Wednesday, April 15, 2009

Elementary? Not so much.

I've been putting off writing about The Shadow of Reichenbach Falls by John King for about a week now, I guess because I'm still not sure what to say about it. While I was looking for the cover image on Amazon, I checked out some of the reviews. And I'm beginning to think that reading this book without having re-visited the Sherlock Holmes stories in years is a little like reading a Harry Potter fanfic after having only seen the movie, or knowing the most basic outline of the plot. You may have enjoyed it, or hated it, but you don't really have the necessary context to evaluate it.

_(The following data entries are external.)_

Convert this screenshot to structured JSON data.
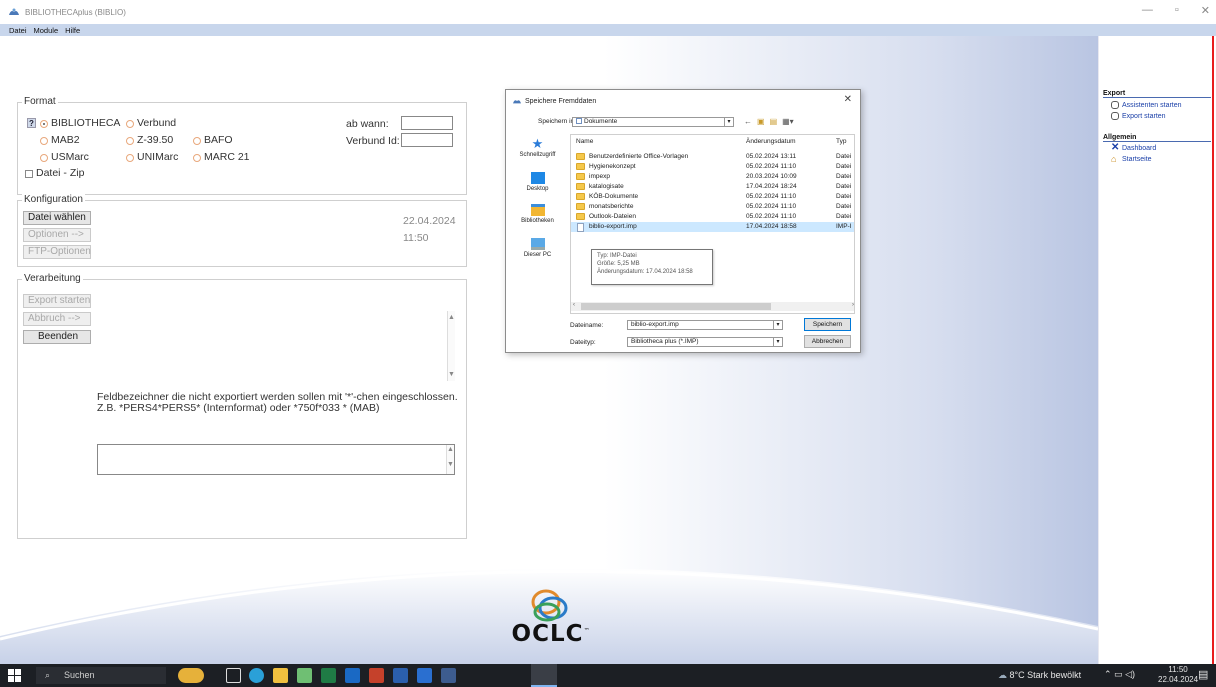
{
  "window": {
    "title": "BIBLIOTHECAplus (BIBLIO)",
    "minimize": "—",
    "maximize": "▫",
    "close": "✕"
  },
  "menu": [
    "Datei",
    "Module",
    "Hilfe"
  ],
  "format": {
    "group_title": "Format",
    "help": "?",
    "options": [
      "BIBLIOTHECA",
      "Verbund",
      "MAB2",
      "Z-39.50",
      "BAFO",
      "USMarc",
      "UNIMarc",
      "MARC 21"
    ],
    "selected": "BIBLIOTHECA",
    "zip_label": "Datei - Zip",
    "ab_wann_label": "ab wann:",
    "verbund_id_label": "Verbund Id:",
    "ab_wann_value": "",
    "verbund_id_value": ""
  },
  "konfiguration": {
    "group_title": "Konfiguration",
    "datei_waehlen": "Datei wählen",
    "optionen": "Optionen -->",
    "ftp_optionen": "FTP-Optionen",
    "date": "22.04.2024",
    "time": "11:50"
  },
  "verarbeitung": {
    "group_title": "Verarbeitung",
    "export_starten": "Export starten",
    "abbruch": "Abbruch   -->",
    "beenden": "Beenden",
    "hint_line1": "Feldbezeichner die nicht exportiert werden sollen mit '*'-chen eingeschlossen.",
    "hint_line2": "Z.B. *PERS4*PERS5* (Internformat) oder *750f*033 * (MAB)",
    "field_value": ""
  },
  "dialog": {
    "title": "Speichere Fremddaten",
    "close": "✕",
    "speichern_in_label": "Speichern in:",
    "speichern_in_value": "Dokumente",
    "places": [
      "Schnellzugriff",
      "Desktop",
      "Bibliotheken",
      "Dieser PC"
    ],
    "columns": [
      "Name",
      "Änderungsdatum",
      "Typ"
    ],
    "files": [
      {
        "name": "Benutzerdefinierte Office-Vorlagen",
        "date": "05.02.2024 13:11",
        "type": "Datei",
        "kind": "folder"
      },
      {
        "name": "Hygienekonzept",
        "date": "05.02.2024 11:10",
        "type": "Datei",
        "kind": "folder"
      },
      {
        "name": "impexp",
        "date": "20.03.2024 10:09",
        "type": "Datei",
        "kind": "folder"
      },
      {
        "name": "katalogisate",
        "date": "17.04.2024 18:24",
        "type": "Datei",
        "kind": "folder"
      },
      {
        "name": "KÖB-Dokumente",
        "date": "05.02.2024 11:10",
        "type": "Datei",
        "kind": "folder"
      },
      {
        "name": "monatsberichte",
        "date": "05.02.2024 11:10",
        "type": "Datei",
        "kind": "folder"
      },
      {
        "name": "Outlook-Dateien",
        "date": "05.02.2024 11:10",
        "type": "Datei",
        "kind": "folder"
      },
      {
        "name": "biblio-export.imp",
        "date": "17.04.2024 18:58",
        "type": "IMP-I",
        "kind": "file"
      }
    ],
    "tooltip": {
      "line1": "Typ: IMP-Datei",
      "line2": "Größe: 5,25 MB",
      "line3": "Änderungsdatum: 17.04.2024 18:58"
    },
    "dateiname_label": "Dateiname:",
    "dateiname_value": "biblio-export.imp",
    "dateityp_label": "Dateityp:",
    "dateityp_value": "Bibliotheca plus (*.IMP)",
    "save_button": "Speichern",
    "cancel_button": "Abbrechen"
  },
  "right_panel": {
    "export_heading": "Export",
    "export_links": [
      "Assistenten starten",
      "Export starten"
    ],
    "allgemein_heading": "Allgemein",
    "allgemein_links": [
      "Dashboard",
      "Startseite"
    ]
  },
  "logo": {
    "text": "OCLC",
    "tm": "™"
  },
  "taskbar": {
    "search_placeholder": "Suchen",
    "weather": "8°C  Stark bewölkt",
    "time": "11:50",
    "date": "22.04.2024"
  },
  "colors": {
    "menubar": "#c8d6ec",
    "accent_red": "#e81c1c",
    "link_blue": "#1a3fa8",
    "taskbar": "#1c1f24"
  }
}
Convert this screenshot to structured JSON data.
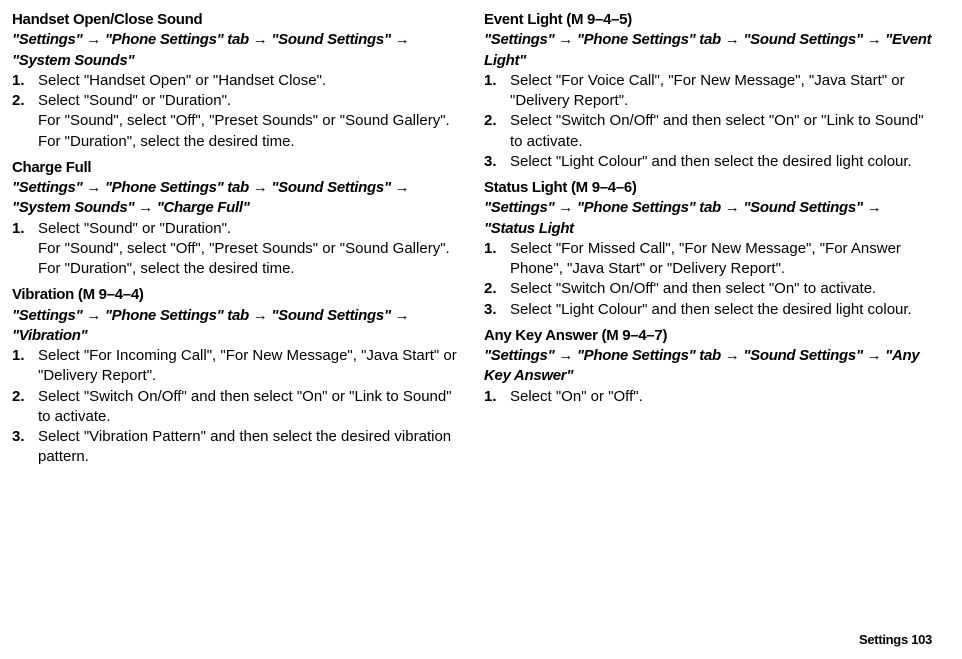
{
  "arrow": "→",
  "left": {
    "s1": {
      "title": "Handset Open/Close Sound",
      "path": "\"Settings\" → \"Phone Settings\" tab → \"Sound Settings\" → \"System Sounds\"",
      "steps": [
        {
          "n": "1.",
          "t": "Select \"Handset Open\" or \"Handset Close\"."
        },
        {
          "n": "2.",
          "t": "Select \"Sound\" or \"Duration\".",
          "sub1": "For \"Sound\", select \"Off\", \"Preset Sounds\" or \"Sound Gallery\".",
          "sub2": "For \"Duration\", select the desired time."
        }
      ]
    },
    "s2": {
      "title": "Charge Full",
      "path": "\"Settings\" → \"Phone Settings\" tab → \"Sound Settings\" → \"System Sounds\" → \"Charge Full\"",
      "steps": [
        {
          "n": "1.",
          "t": "Select \"Sound\" or \"Duration\".",
          "sub1": "For \"Sound\", select \"Off\", \"Preset Sounds\" or \"Sound Gallery\".",
          "sub2": "For \"Duration\", select the desired time."
        }
      ]
    },
    "s3": {
      "title": "Vibration",
      "code": "(M 9–4–4)",
      "path": "\"Settings\" → \"Phone Settings\" tab → \"Sound Settings\" → \"Vibration\"",
      "steps": [
        {
          "n": "1.",
          "t": "Select \"For Incoming Call\", \"For New Message\", \"Java Start\" or \"Delivery Report\"."
        },
        {
          "n": "2.",
          "t": "Select \"Switch On/Off\" and then select \"On\" or \"Link to Sound\" to activate."
        },
        {
          "n": "3.",
          "t": "Select \"Vibration Pattern\" and then select the desired vibration pattern."
        }
      ]
    }
  },
  "right": {
    "s4": {
      "title": "Event Light",
      "code": "(M 9–4–5)",
      "path": "\"Settings\" → \"Phone Settings\" tab → \"Sound Settings\" → \"Event Light\"",
      "steps": [
        {
          "n": "1.",
          "t": "Select \"For Voice Call\", \"For New Message\", \"Java Start\" or \"Delivery Report\"."
        },
        {
          "n": "2.",
          "t": "Select \"Switch On/Off\" and then select \"On\" or \"Link to Sound\" to activate."
        },
        {
          "n": "3.",
          "t": "Select \"Light Colour\" and then select the desired light colour."
        }
      ]
    },
    "s5": {
      "title": "Status Light",
      "code": "(M 9–4–6)",
      "path": "\"Settings\" → \"Phone Settings\" tab → \"Sound Settings\" → \"Status Light",
      "steps": [
        {
          "n": "1.",
          "t": "Select \"For Missed Call\", \"For New Message\", \"For Answer Phone\", \"Java Start\" or \"Delivery Report\"."
        },
        {
          "n": "2.",
          "t": "Select \"Switch On/Off\" and then select \"On\" to activate."
        },
        {
          "n": "3.",
          "t": "Select \"Light Colour\" and then select the desired light colour."
        }
      ]
    },
    "s6": {
      "title": "Any Key Answer",
      "code": "(M 9–4–7)",
      "path": "\"Settings\" → \"Phone Settings\" tab → \"Sound Settings\" → \"Any Key Answer\"",
      "steps": [
        {
          "n": "1.",
          "t": "Select \"On\" or \"Off\"."
        }
      ]
    }
  },
  "footer": "Settings   103"
}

There is a whole world of Sherlock Holmes out there. There are conferences, societies, listservs, fan pages, and podcasts. There are magazines, meetups and those who write their own Sherlock Holmes stories. helps Sherlock Holmes fans find their own kind on the web and in real life. This novel is most likely aimed more at them than at me, who read many of these stories in childhood and has only the dimmest recollection of them.

Coming from that perspective, Reichenbach was enjoyable enough. It's extremely fast-paced and only took me a couple of days to blow through all 352 pages. King introduced two (I assume) new characters: a young, educated drifter named Thomas Carnacki, and Professor Moriarty's daughter, Anna, who loved her father but hated and feared what he had become. They are both present when Holmes topples over the Reichenbach Falls, and help fish him out, protect him from the mystery man he was fighting with and escape from his clutches while he regains his memory. Along the way, of course, they fall in love.

Watson makes an appearance, of course, and we learn Professor Moriarty's backstory. One Amazon reviewer was very scathing on this aspect of the story, as it introduces an element of the occult, which is (I guess) not in keeping with the logic and reason Holmes generally employs. The thing that irked this non-Sherlockian most in the book was an anachronistic reference to an icepick leucotomy, a procedure not developed until the 1930s (even then, I don't believe they had an "icepick" version. I'd have to re-read The Lobotomist more closely, and that just ain't happening tonight).

The book did make me want to re-read some of the old Sherlock Holmes stories, though. They're available on the web, but I hate reading lengthy stuff that way. I may check them out from the library, but I don't ever see myself becoming a "Sherlockian". It's waaaaay too geeky for me. Now, if you readers will excuse me, I have to go do some quests on my blood elf mage.